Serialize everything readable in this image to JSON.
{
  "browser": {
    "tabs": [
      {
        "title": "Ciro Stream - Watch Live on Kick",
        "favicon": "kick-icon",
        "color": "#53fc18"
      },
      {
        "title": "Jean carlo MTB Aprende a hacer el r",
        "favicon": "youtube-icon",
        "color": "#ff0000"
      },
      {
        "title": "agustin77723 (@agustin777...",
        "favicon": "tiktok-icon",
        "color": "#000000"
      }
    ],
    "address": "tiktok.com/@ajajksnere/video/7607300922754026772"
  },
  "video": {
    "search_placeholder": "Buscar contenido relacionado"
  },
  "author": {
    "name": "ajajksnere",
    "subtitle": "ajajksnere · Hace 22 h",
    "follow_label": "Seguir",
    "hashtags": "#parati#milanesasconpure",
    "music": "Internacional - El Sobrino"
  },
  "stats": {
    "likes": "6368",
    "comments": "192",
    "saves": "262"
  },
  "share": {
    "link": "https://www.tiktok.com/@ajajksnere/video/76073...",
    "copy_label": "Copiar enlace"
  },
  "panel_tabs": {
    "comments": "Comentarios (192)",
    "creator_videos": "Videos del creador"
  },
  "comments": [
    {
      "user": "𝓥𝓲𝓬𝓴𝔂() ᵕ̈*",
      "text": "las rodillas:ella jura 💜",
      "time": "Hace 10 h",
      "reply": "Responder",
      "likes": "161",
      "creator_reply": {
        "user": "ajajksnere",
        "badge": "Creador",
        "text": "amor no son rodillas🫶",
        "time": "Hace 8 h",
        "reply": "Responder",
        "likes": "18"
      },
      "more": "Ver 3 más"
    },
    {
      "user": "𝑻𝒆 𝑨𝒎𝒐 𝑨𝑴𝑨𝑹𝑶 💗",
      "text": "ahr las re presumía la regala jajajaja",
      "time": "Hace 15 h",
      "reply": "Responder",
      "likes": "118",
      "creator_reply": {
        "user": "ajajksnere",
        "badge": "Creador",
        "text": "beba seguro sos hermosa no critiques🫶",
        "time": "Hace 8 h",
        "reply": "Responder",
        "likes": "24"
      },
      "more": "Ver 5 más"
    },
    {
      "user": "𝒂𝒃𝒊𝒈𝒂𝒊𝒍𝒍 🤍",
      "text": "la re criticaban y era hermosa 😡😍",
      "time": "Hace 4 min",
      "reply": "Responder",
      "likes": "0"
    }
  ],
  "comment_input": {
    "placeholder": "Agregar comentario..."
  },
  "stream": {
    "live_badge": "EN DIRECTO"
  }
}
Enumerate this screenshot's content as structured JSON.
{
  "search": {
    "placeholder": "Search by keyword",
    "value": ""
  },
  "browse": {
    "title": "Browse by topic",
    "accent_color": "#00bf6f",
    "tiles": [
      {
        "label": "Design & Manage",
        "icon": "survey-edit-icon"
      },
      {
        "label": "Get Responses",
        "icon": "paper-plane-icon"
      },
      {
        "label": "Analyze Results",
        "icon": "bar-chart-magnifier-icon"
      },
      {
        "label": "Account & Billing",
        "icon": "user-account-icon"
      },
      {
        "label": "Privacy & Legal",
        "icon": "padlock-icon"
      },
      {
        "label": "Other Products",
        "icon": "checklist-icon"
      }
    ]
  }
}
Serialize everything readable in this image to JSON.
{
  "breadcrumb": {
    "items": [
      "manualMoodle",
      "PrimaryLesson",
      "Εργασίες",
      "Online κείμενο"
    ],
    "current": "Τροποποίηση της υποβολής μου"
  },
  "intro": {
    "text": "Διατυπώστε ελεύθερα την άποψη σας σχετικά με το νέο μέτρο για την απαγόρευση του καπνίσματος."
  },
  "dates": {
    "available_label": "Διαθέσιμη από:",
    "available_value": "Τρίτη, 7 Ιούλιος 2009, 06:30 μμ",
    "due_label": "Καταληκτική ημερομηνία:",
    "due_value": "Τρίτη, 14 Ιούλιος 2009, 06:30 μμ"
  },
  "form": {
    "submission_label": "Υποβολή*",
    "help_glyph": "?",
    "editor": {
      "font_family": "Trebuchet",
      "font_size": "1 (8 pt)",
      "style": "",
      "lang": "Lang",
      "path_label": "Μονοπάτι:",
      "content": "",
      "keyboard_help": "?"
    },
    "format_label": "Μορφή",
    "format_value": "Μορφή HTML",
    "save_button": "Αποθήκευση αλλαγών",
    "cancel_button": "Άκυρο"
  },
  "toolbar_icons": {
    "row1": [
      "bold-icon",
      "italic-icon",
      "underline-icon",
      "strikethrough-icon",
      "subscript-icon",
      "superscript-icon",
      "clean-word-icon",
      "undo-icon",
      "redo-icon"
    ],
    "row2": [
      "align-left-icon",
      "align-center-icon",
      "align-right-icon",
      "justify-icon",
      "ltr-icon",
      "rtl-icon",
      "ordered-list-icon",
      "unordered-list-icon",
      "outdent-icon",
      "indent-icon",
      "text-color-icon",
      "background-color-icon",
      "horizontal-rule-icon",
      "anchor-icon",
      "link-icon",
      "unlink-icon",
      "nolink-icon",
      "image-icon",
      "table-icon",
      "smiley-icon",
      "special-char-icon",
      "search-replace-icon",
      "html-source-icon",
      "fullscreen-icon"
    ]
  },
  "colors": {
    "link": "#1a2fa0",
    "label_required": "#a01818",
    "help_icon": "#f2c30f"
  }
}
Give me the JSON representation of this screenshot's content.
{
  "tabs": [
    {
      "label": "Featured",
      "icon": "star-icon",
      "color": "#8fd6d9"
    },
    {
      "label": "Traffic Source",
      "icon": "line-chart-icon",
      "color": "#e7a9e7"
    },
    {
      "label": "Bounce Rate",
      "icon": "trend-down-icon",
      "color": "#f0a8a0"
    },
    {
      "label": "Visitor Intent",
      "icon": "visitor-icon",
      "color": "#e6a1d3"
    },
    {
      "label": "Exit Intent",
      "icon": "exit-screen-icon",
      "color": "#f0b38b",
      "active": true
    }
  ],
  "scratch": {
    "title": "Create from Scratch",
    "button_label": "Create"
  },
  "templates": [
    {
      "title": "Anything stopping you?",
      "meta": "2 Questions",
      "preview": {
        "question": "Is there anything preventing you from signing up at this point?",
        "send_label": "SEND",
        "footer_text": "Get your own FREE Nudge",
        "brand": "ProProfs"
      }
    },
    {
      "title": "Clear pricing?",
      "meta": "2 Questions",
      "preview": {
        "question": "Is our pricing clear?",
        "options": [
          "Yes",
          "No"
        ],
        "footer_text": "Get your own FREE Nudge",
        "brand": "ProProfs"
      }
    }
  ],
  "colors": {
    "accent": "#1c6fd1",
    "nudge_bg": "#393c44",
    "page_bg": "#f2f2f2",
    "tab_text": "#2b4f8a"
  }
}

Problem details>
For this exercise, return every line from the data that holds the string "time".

Task answer>
      "time": "Hace 10 h",
        "time": "Hace 8 h",
      "time": "Hace 15 h",
        "time": "Hace 8 h",
      "time": "Hace 4 min",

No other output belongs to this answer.